Fragrant Hills Park is recognized as one of the major tourist attractions in Beijing. When autumn arrives, the natural scenery in the park turns spectacular, with fiery red smoke tree leaves covering the mountain side. Every year, thousands of tourists ride the cable cars through the park in order see the hills in autumn colors. The grand opening of the annual Red Leaf Festival of Beijing takes place there.

There is also the Fragrant Hill Hotel, designed by I. M. Pei, which is more traditional than most of his designs.

Routes[edit]

There are two main routes through the park. One route goes through the north area, with Spectacles Lake (Yanjing Lake) and the bridge, Study of Reading Heart (Jianxin Zhai) and Bright Temple (Zhao Miao). Study of Reading Heart was built in the Ming Dynasty (1368 to 1644) and is a landscaped park inside Fragrant Hills Park. Bright Temple is a large Tibetan style lamasery complex built in 1780 as the residence for the sixth Panchen Lama during his visits to Emperor Qianlong. Buildings in the complex have partially been burned down. Among the surviving treasures are a majestic glazed-tiled archway in front of the complex, a terrace and a glazed-tiled pagoda. Bells hung on the eaves of the pagoda chime in breeze.

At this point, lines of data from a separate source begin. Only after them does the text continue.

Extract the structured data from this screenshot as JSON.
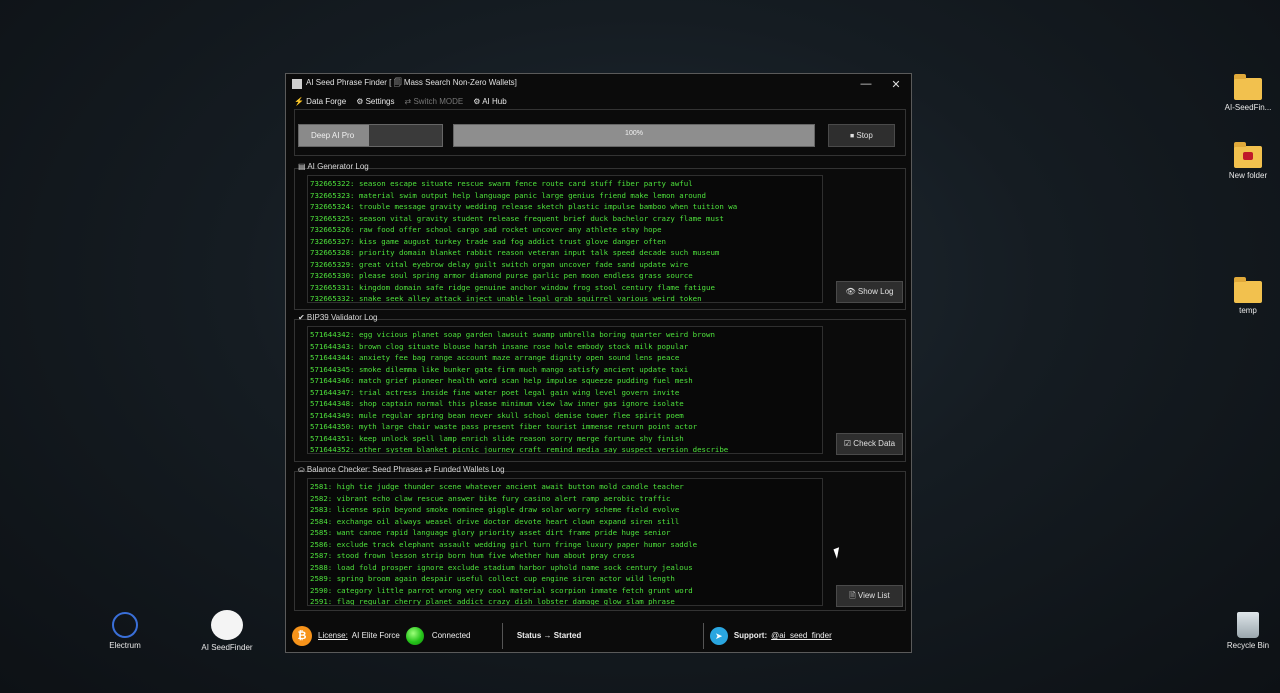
{
  "window": {
    "title": "AI Seed Phrase Finder [ 🗐 Mass Search Non-Zero Wallets]",
    "minimize": "—",
    "close": "✕"
  },
  "menu": {
    "data_forge": "⚡ Data Forge",
    "settings": "⚙ Settings",
    "switch_mode": "⇄ Switch MODE",
    "ai_hub": "⚙ AI Hub"
  },
  "controls": {
    "mode_selected": "Deep AI Pro",
    "progress_text": "100%",
    "progress_fraction": 1.0,
    "stop_label": "⏹ Stop"
  },
  "generator": {
    "label": "▤ AI Generator Log",
    "button": "👁 Show Log",
    "lines": [
      "732665322: season escape situate rescue swarm fence route card stuff fiber party awful",
      "732665323: material swim output help language panic large genius friend make lemon around",
      "732665324: trouble message gravity wedding release sketch plastic impulse bamboo when tuition wa",
      "732665325: season vital gravity student release frequent brief duck bachelor crazy flame must",
      "732665326: raw food offer school cargo sad rocket uncover any athlete stay hope",
      "732665327: kiss game august turkey trade sad fog addict trust glove danger often",
      "732665328: priority domain blanket rabbit reason veteran input talk speed decade such museum",
      "732665329: great vital eyebrow delay guilt switch organ uncover fade sand update wire",
      "732665330: please soul spring armor diamond purse garlic pen moon endless grass source",
      "732665331: kingdom domain safe ridge genuine anchor window frog stool century flame fatigue",
      "732665332: snake seek alley attack inject unable legal grab squirrel various weird token"
    ]
  },
  "validator": {
    "label": "✔ BIP39 Validator Log",
    "button": "☑ Check Data",
    "lines": [
      "571644342: egg vicious planet soap garden lawsuit swamp umbrella boring quarter weird brown",
      "571644343: brown clog situate blouse harsh insane rose hole embody stock milk popular",
      "571644344: anxiety fee bag range account maze arrange dignity open sound lens peace",
      "571644345: smoke dilemma like bunker gate firm much mango satisfy ancient update taxi",
      "571644346: match grief pioneer health word scan help impulse squeeze pudding fuel mesh",
      "571644347: trial actress inside fine water poet legal gain wing level govern invite",
      "571644348: shop captain normal this please minimum view law inner gas ignore isolate",
      "571644349: mule regular spring bean never skull school demise tower flee spirit poem",
      "571644350: myth large chair waste pass present fiber tourist immense return point actor",
      "571644351: keep unlock spell lamp enrich slide reason sorry merge fortune shy finish",
      "571644352: other system blanket picnic journey craft remind media say suspect version describe"
    ]
  },
  "balance": {
    "label": "⛀ Balance Checker: Seed Phrases ⇄ Funded Wallets Log",
    "button": "🗎 View List",
    "lines": [
      "2581: high tie judge thunder scene whatever ancient await button mold candle teacher",
      "2582: vibrant echo claw rescue answer bike fury casino alert ramp aerobic traffic",
      "2583: license spin beyond smoke nominee giggle draw solar worry scheme field evolve",
      "2584: exchange oil always weasel drive doctor devote heart clown expand siren still",
      "2585: want canoe rapid language glory priority asset dirt frame pride huge senior",
      "2586: exclude track elephant assault wedding girl turn fringe luxury paper humor saddle",
      "2587: stood frown lesson strip born hum five whether hum about pray cross",
      "2588: load fold prosper ignore exclude stadium harbor uphold name sock century jealous",
      "2589: spring broom again despair useful collect cup engine siren actor wild length",
      "2590: category little parrot wrong very cool material scorpion inmate fetch grunt word",
      "2591: flag regular cherry planet addict crazy dish lobster damage glow slam phrase"
    ]
  },
  "status": {
    "btc_glyph": "₿",
    "license_label": "License:",
    "license_value": "AI Elite Force",
    "connection": "Connected",
    "status_text": "Status → Started",
    "tg_glyph": "➤",
    "support_label": "Support:",
    "support_value": "@ai_seed_finder"
  },
  "desktop": {
    "icons": [
      {
        "label": "AI-SeedFin..."
      },
      {
        "label": "New folder"
      },
      {
        "label": "temp"
      },
      {
        "label": "Recycle Bin"
      },
      {
        "label": "Electrum"
      },
      {
        "label": "AI SeedFinder"
      }
    ]
  }
}
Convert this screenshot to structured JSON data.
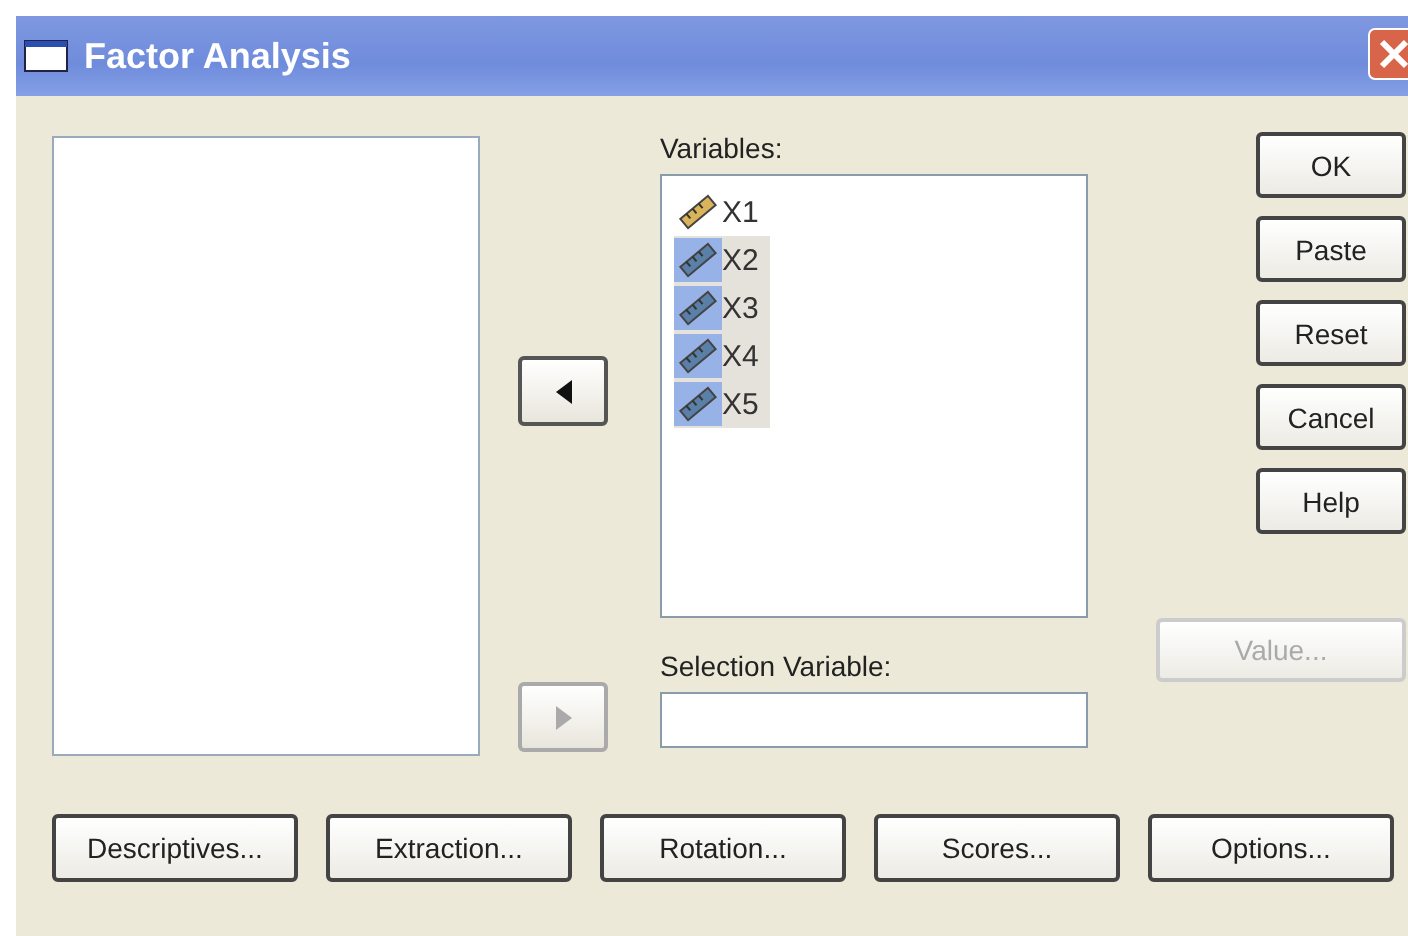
{
  "window": {
    "title": "Factor Analysis"
  },
  "move_buttons": [
    {
      "kind": "left",
      "disabled": false
    },
    {
      "kind": "right",
      "disabled": true
    }
  ],
  "variables": {
    "label": "Variables:",
    "items": [
      {
        "name": "X1",
        "selected": false
      },
      {
        "name": "X2",
        "selected": true
      },
      {
        "name": "X3",
        "selected": true
      },
      {
        "name": "X4",
        "selected": true
      },
      {
        "name": "X5",
        "selected": true
      }
    ]
  },
  "selection_variable": {
    "label": "Selection Variable:"
  },
  "value_button": {
    "label": "Value...",
    "disabled": true
  },
  "side_buttons": [
    "OK",
    "Paste",
    "Reset",
    "Cancel",
    "Help"
  ],
  "bottom_buttons": [
    "Descriptives...",
    "Extraction...",
    "Rotation...",
    "Scores...",
    "Options..."
  ]
}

The second route leads through the south area of the park. Main attractions along the route include Tranquility Green Lake (Jingcui Lake), Shuangqing Villa, Fragrant Temple, and Incense Burner Peak. This route is more difficult because it leads across the highest peak, Incense Burner Peak.

Another point of interest in the park is the Shuangqing Villa, once the residence of Mao Zedong and also an early site for the headquarters of the Central Committee of the Communist Party of China.

The Temple of Azure Clouds (Biyun Si) is located just outside the north gate of Fragrant Hills Park.

External links[edit]

39°59′27.59″N 116°10′46.89″E / 39.9909972°N 116.1796917°E / 39.9909972; 116.1796917Coordinates: 39°59′27.59″N 116°10′46.89″E / 39.9909972°N 116.1796917°E / 39.9909972; 116.1796917